They’ll trust that we will not take stupid risks, that we’ll keep our eyes open and watch where we walk, lest it should be us who make something blow up. And they’ll trust that we will both recall and recognise the signs we’ve been taught that identify someone or something about to do harm. And if something does go wrong, we’ll all be praying that at the very least we won’t make things worse.
On the first of my three reporting trips to Afghanistan, I had no idea about any of this. I think I thought I was going to watch the war through a window. It was exciting and frightening. I well recall the moment it first occurred to me that even inside a military base, I was not necessarily going to be safe. Naïve? For sure. It’s amazing how you can believe you’ve thoroughly prepared to be a war correspondent and then realise when you get there just how theoretical that was.

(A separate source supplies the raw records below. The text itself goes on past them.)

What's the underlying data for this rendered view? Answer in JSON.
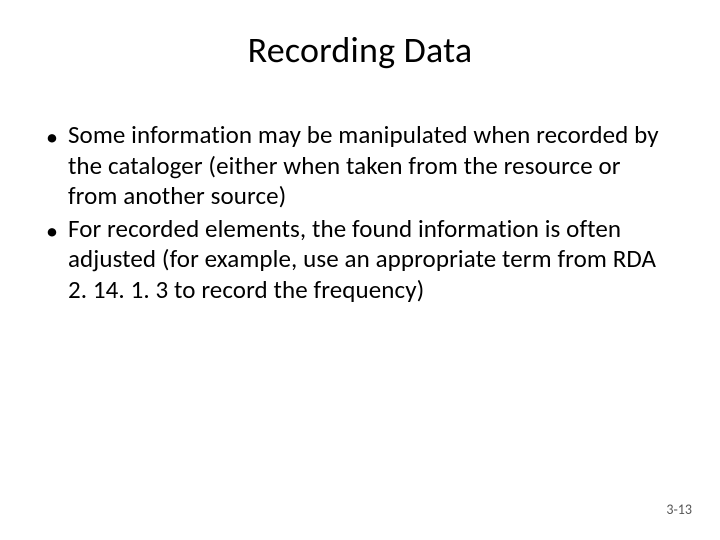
{
  "title": "Recording Data",
  "bullets": [
    "Some information may be manipulated when recorded by the cataloger (either when taken from the resource or from another source)",
    "For recorded elements, the found information is often adjusted (for example, use an appropriate term from RDA 2. 14. 1. 3 to record the frequency)"
  ],
  "page_number": "3-13"
}
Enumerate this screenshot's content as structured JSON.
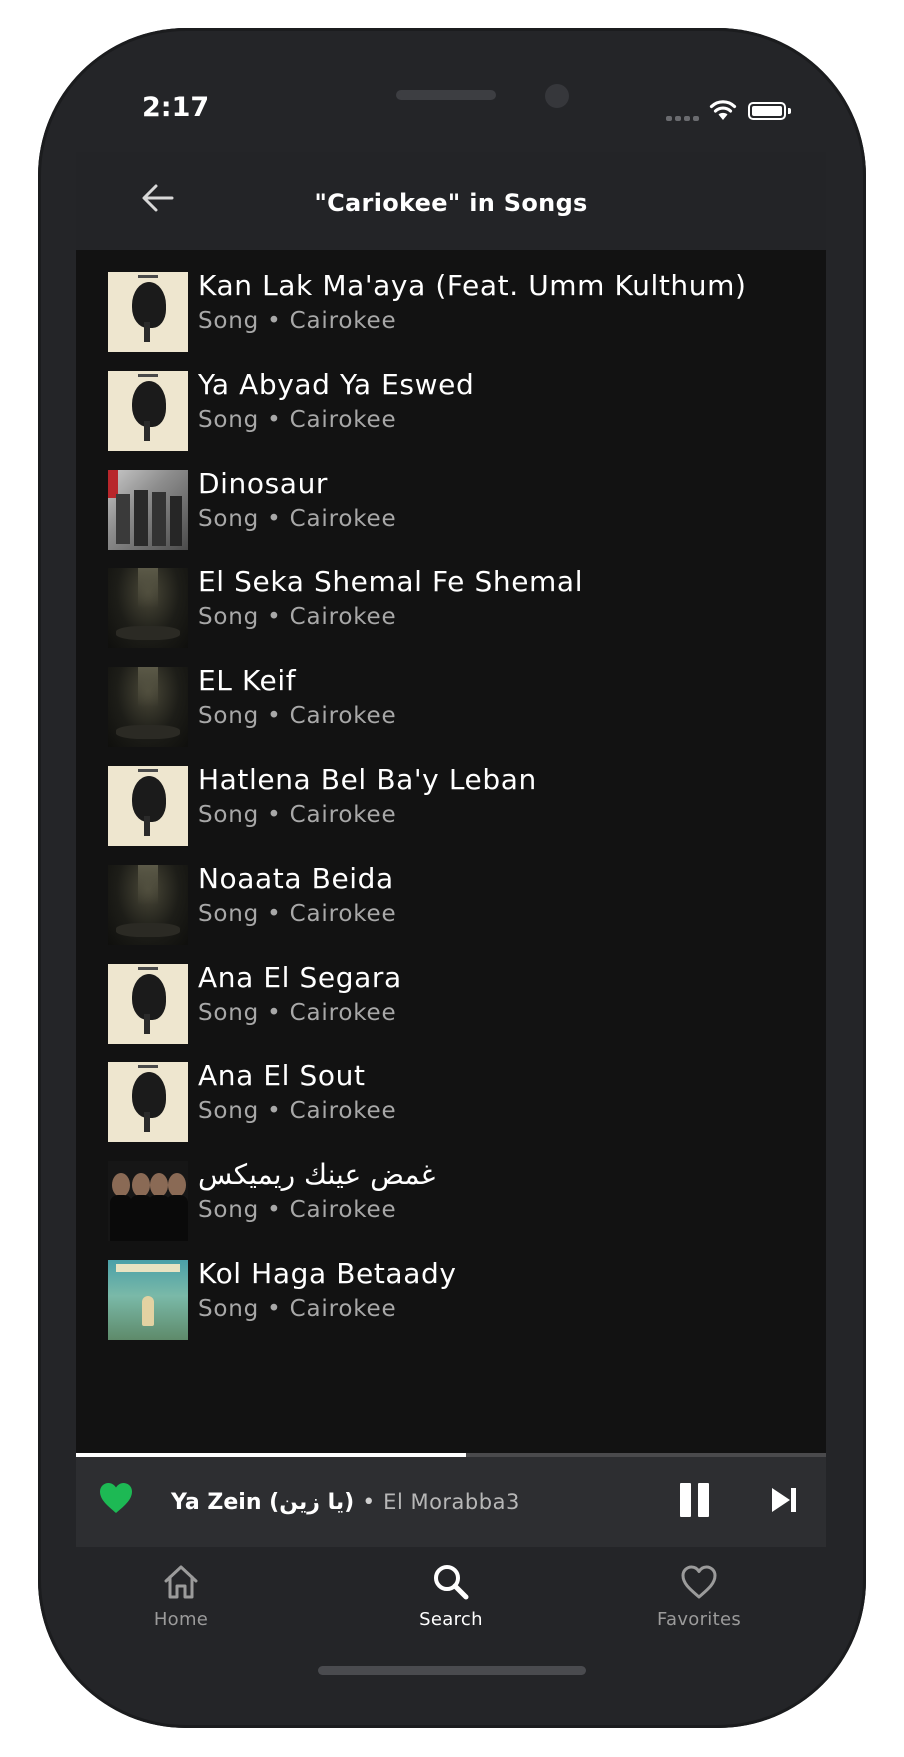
{
  "status_bar": {
    "time": "2:17"
  },
  "header": {
    "title": "\"Cariokee\" in Songs",
    "back_icon": "arrow-left-icon"
  },
  "songs": [
    {
      "title": "Kan Lak Ma'aya (Feat. Umm Kulthum)",
      "subtitle": "Song • Cairokee",
      "art": "cream"
    },
    {
      "title": "Ya Abyad Ya Eswed",
      "subtitle": "Song • Cairokee",
      "art": "cream"
    },
    {
      "title": "Dinosaur",
      "subtitle": "Song • Cairokee",
      "art": "photo"
    },
    {
      "title": "El Seka Shemal Fe Shemal",
      "subtitle": "Song • Cairokee",
      "art": "dark"
    },
    {
      "title": "EL Keif",
      "subtitle": "Song • Cairokee",
      "art": "dark"
    },
    {
      "title": "Hatlena Bel Ba'y Leban",
      "subtitle": "Song • Cairokee",
      "art": "cream"
    },
    {
      "title": "Noaata Beida",
      "subtitle": "Song • Cairokee",
      "art": "dark"
    },
    {
      "title": "Ana El Segara",
      "subtitle": "Song • Cairokee",
      "art": "cream"
    },
    {
      "title": "Ana El Sout",
      "subtitle": "Song • Cairokee",
      "art": "cream"
    },
    {
      "title": "غمض عينك ريميكس",
      "subtitle": "Song • Cairokee",
      "art": "band"
    },
    {
      "title": "Kol Haga Betaady",
      "subtitle": "Song • Cairokee",
      "art": "poster"
    }
  ],
  "now_playing": {
    "title": "Ya Zein (يا زين)",
    "separator": "•",
    "artist": "El Morabba3",
    "progress": 0.52,
    "liked": true,
    "heart_color": "#1db954"
  },
  "tabs": [
    {
      "label": "Home",
      "icon": "home-icon",
      "active": false
    },
    {
      "label": "Search",
      "icon": "search-icon",
      "active": true
    },
    {
      "label": "Favorites",
      "icon": "heart-outline-icon",
      "active": false
    }
  ]
}
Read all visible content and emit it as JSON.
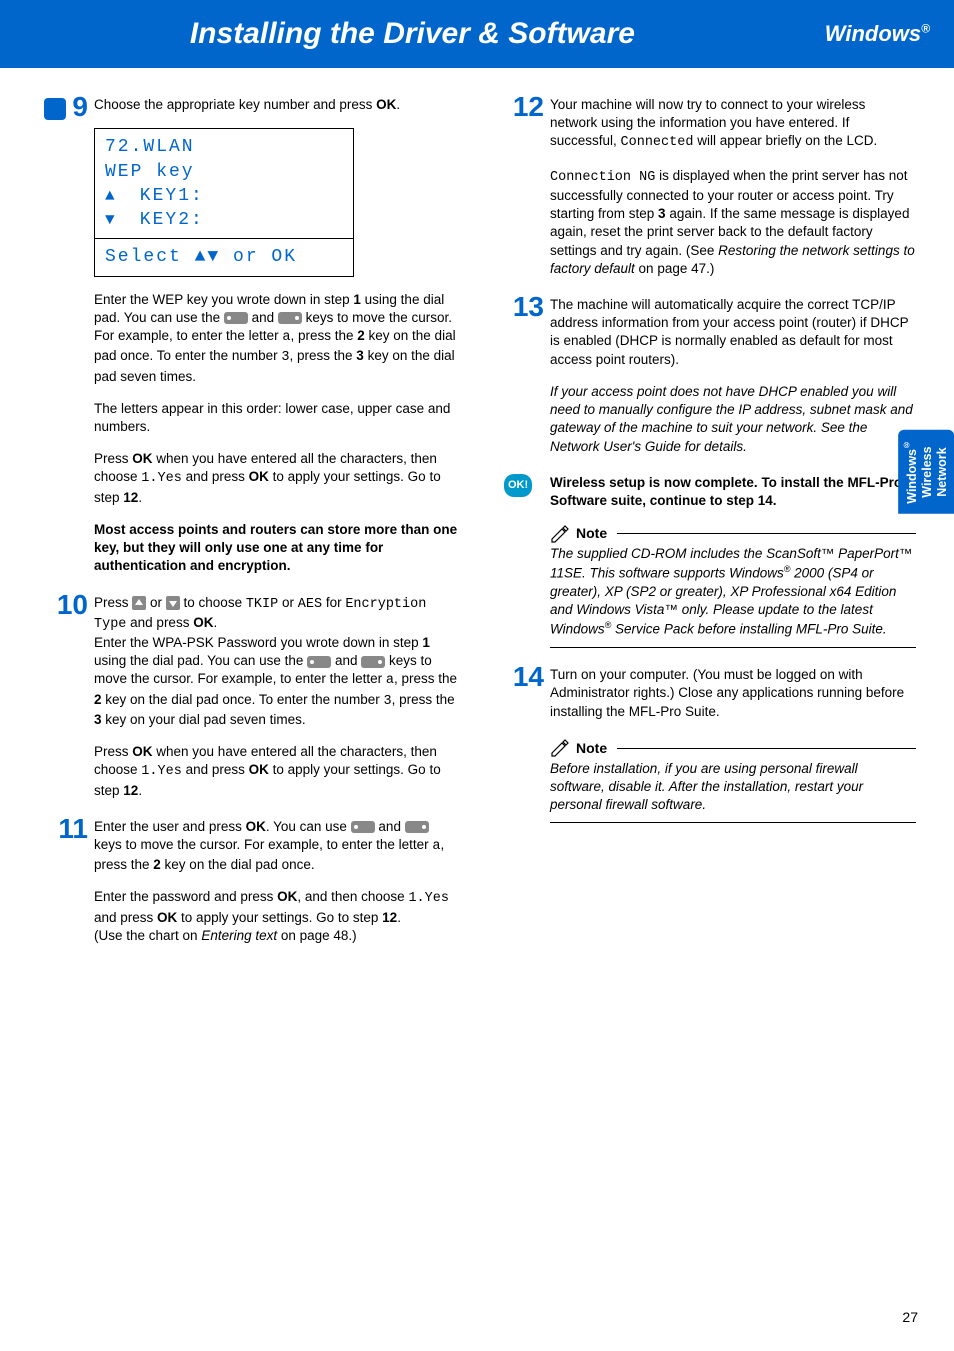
{
  "header": {
    "title": "Installing the Driver & Software",
    "platform": "Windows",
    "reg": "®"
  },
  "sidetab": {
    "l1": "Windows",
    "reg": "®",
    "l2": "Wireless",
    "l3": "Network"
  },
  "page_number": "27",
  "lcd": {
    "l1": "72.WLAN",
    "l2": "  WEP key",
    "l3_arrow": "▲",
    "l3": "   KEY1:",
    "l4_arrow": "▼",
    "l4": "   KEY2:",
    "select": "Select ▲▼ or OK"
  },
  "s9": {
    "num": "9",
    "p1a": "Choose the appropriate key number and press ",
    "p1b": "OK",
    "p1c": ".",
    "p2a": "Enter the WEP key you wrote down in step ",
    "p2b": "1",
    "p2c": " using the dial pad. You can use the ",
    "p2d": " and ",
    "p2e": " keys to move the cursor. For example, to enter the letter ",
    "p2f": "a",
    "p2g": ", press the ",
    "p2h": "2",
    "p2i": " key on the dial pad once. To enter the number ",
    "p2j": "3",
    "p2k": ", press the ",
    "p2l": "3",
    "p2m": " key on the dial pad seven times.",
    "p3": "The letters appear in this order: lower case, upper case and numbers.",
    "p4a": "Press ",
    "p4b": "OK",
    "p4c": " when you have entered all the characters, then choose ",
    "p4d": "1.Yes",
    "p4e": " and press ",
    "p4f": "OK",
    "p4g": " to apply your settings. Go to step ",
    "p4h": "12",
    "p4i": ".",
    "p5": "Most access points and routers can store more than one key, but they will only use one at any time for authentication and encryption."
  },
  "s10": {
    "num": "10",
    "p1a": "Press ",
    "p1b": " or ",
    "p1c": " to choose ",
    "p1d": "TKIP",
    "p1e": " or ",
    "p1f": "AES",
    "p1g": " for ",
    "p1h": "Encryption Type",
    "p1i": " and press ",
    "p1j": "OK",
    "p1k": ".",
    "p2a": "Enter the WPA-PSK Password you wrote down in step ",
    "p2b": "1",
    "p2c": " using the dial pad. You can use the ",
    "p2d": " and ",
    "p2e": " keys to move the cursor. For example, to enter the letter ",
    "p2f": "a",
    "p2g": ", press the ",
    "p2h": "2",
    "p2i": " key on the dial pad once. To enter the number ",
    "p2j": "3",
    "p2k": ", press the ",
    "p2l": "3",
    "p2m": " key on your dial pad seven times.",
    "p3a": "Press ",
    "p3b": "OK",
    "p3c": " when you have entered all the characters, then choose ",
    "p3d": "1.Yes",
    "p3e": " and press ",
    "p3f": "OK",
    "p3g": " to apply your settings. Go to step ",
    "p3h": "12",
    "p3i": "."
  },
  "s11": {
    "num": "11",
    "p1a": "Enter the user and press ",
    "p1b": "OK",
    "p1c": ". You can use ",
    "p1d": " and ",
    "p1e": " keys to move the cursor. For example, to enter the letter ",
    "p1f": "a",
    "p1g": ", press the ",
    "p1h": "2",
    "p1i": " key on the dial pad once.",
    "p2a": "Enter the password and press ",
    "p2b": "OK",
    "p2c": ", and then choose ",
    "p2d": "1.Yes",
    "p2e": " and press ",
    "p2f": "OK",
    "p2g": " to apply your settings. Go to step ",
    "p2h": "12",
    "p2i": ".",
    "p3a": "(Use the chart on ",
    "p3b": "Entering text",
    "p3c": " on page 48.)"
  },
  "s12": {
    "num": "12",
    "p1a": "Your machine will now try to connect to your wireless network using the information you have entered. If successful, ",
    "p1b": "Connected",
    "p1c": " will appear briefly on the LCD.",
    "p2a": "Connection NG",
    "p2b": " is displayed when the print server has not successfully connected to your router or access point. Try starting from step ",
    "p2c": "3",
    "p2d": " again. If the same message is displayed again, reset the print server back to the default factory settings and try again. (See ",
    "p2e": "Restoring the network settings to factory default",
    "p2f": " on page 47.)"
  },
  "s13": {
    "num": "13",
    "p1": "The machine will automatically acquire the correct TCP/IP address information from your access point (router) if DHCP is enabled (DHCP is normally enabled as default for most access point routers).",
    "p2": "If your access point does not have DHCP enabled you will need to manually configure the IP address, subnet mask and gateway of the machine to suit your network. See the Network User's Guide for details."
  },
  "ok_callout": {
    "badge": "OK!",
    "text": "Wireless setup is now complete. To install the MFL-Pro Software suite, continue to step 14."
  },
  "note1": {
    "title": "Note",
    "t1": "The supplied CD-ROM includes the ScanSoft™ PaperPort™ 11SE. This software supports Windows",
    "t2": " 2000 (SP4 or greater), XP (SP2 or greater), XP Professional x64 Edition and Windows Vista™ only. Please update to the latest Windows",
    "t3": " Service Pack before installing  MFL-Pro Suite.",
    "reg": "®"
  },
  "s14": {
    "num": "14",
    "p1": "Turn on your computer. (You must be logged on with Administrator rights.) Close any applications running before installing the MFL-Pro Suite."
  },
  "note2": {
    "title": "Note",
    "text": "Before installation, if you are using personal firewall software, disable it. After the installation, restart your personal firewall software."
  }
}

During our five minutes in transit in Kuwait, they did a very fast fitting for body armour, flung sucking-chest-wound bandages at us and demonstrated where to stick them, hopefully to survive a bullet-punctured lung, and drove us back to the air strip. Even then, it took a while longer for me to twig that what I was doing was insane. At Kandahar we were pointed to the nearby concrete bunker and told that if we heard a siren we’d have a few seconds to take cover.
Suddenly I saw how silly my “window” notion was: thinking some imaginary force would shield me from the nasty realities of war because I wasn’t actually part of it. Finally, I grasped that a rocket could come through my metaphorical window – or more precisely over the wall – and it wouldn’t discriminate in favour of mere bystanders. That first night, I lay there fully clothed, unable to sleep and convinced I was going to die. By morning, I’d resolved to be as prepared and aware as I could be and leave the rest to fate. If something was going to land on my tent, I would likely die and that was that. It was quite liberating.
By my second assignment in 2011 everything had changed: the tempo of the war, the nature of the threat, the ideas within Defence about the value of media embeds. Now we were travelling two by two. We stayed a week at Forward Operating Base Mirwais in the Chora Valley, shadowing soldiers on foot patrols, sweeping across barren hillsides, pushing through cornfields and scrambling into aqueducts and up dirt levees. Everything was raw and real, senses dialled up to 11. Even the fear and boredom were addictive. I could see why some soldiers went back and back.
What it was all for?
My cameraman colleague and I went back one last time in October 2012. By then, withdrawal was in the air, along with the coming winter. The Afghan soldiers were taking the lead on local tasks by then, and plans were made and cancelled without warning. It was frustrating.
The Australians were starting to pack down the base, due to pull back to Tarin Kot within a fortnight. There was a strange sadness about it all. These bases had been people’s homes for months – for years. Soon places that had created the most acute memories would turn to tumbleweeds and disappear. I wouldn’t blame soldiers who wondered what it was all for. I certainly did.
We were at Hadrian when the blokes got word that a Special Forces mate, Corporal Scott Smith, had died on a compound-clearing operation in Helmand. The padre presided, a mate said a few words and they played Fred Smith’s Sapper’s Lullaby through a small speaker. The tears ran down my face and my heart broke. It was over in little more than five minutes. In just a couple of days, we’d gone from intruding strangers to fellow mourners sharing their grief, there on the verandah in the dark. We’d been present for similar bad news the year before. Another shock. Another casualty: Private Matthew Lambert.
In the end, war is about people. Embedding as a journalist is about seeing the people – the human impact – up close. I never met those two soldiers, the young men whose deaths were so near. But I remember their names. This is why we go – we go to bear witness – and why we should.
Karen Middleton reported from Afghanistan for SBS television and is the author of An Unwinnable War: Australia in Afghanistan (2011).
This is an edited extract from Wartime, the official magazine for the Australian War Memorial. The full article appears in issue 96, themed on Afghanistan, on sale 11 October.